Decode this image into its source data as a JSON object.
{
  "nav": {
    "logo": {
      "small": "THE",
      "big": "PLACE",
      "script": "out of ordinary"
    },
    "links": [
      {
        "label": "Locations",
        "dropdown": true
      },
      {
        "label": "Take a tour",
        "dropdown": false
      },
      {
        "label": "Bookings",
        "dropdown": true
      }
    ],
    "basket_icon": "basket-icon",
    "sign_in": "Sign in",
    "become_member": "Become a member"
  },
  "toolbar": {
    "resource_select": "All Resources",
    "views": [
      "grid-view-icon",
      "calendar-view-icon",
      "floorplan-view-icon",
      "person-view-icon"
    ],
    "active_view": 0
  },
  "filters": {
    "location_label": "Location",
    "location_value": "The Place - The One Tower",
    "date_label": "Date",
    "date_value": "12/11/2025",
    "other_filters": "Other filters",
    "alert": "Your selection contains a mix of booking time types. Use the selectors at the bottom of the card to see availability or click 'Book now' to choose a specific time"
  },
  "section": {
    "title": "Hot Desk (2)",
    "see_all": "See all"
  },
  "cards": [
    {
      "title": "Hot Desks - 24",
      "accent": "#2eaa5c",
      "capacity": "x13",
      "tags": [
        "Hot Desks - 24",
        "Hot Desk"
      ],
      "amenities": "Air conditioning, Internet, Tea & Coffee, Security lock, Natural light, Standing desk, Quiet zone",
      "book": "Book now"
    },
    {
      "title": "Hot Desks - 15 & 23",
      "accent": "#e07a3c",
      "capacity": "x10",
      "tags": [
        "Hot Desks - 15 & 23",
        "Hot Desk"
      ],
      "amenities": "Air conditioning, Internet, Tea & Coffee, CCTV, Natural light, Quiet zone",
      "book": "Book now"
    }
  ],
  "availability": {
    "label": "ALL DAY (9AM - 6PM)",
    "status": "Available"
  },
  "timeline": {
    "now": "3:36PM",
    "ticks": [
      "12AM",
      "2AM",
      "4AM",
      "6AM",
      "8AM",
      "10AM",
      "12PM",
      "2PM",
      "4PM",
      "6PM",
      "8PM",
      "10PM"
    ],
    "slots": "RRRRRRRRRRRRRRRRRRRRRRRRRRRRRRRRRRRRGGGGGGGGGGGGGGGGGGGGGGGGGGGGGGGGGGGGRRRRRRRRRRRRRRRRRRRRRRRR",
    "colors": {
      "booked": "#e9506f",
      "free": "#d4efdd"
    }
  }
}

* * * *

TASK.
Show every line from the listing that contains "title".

OUTPUT OF THE TASK.
    "title": "Hot Desk (2)",
      "title": "Hot Desks - 24",
      "title": "Hot Desks - 15 & 23",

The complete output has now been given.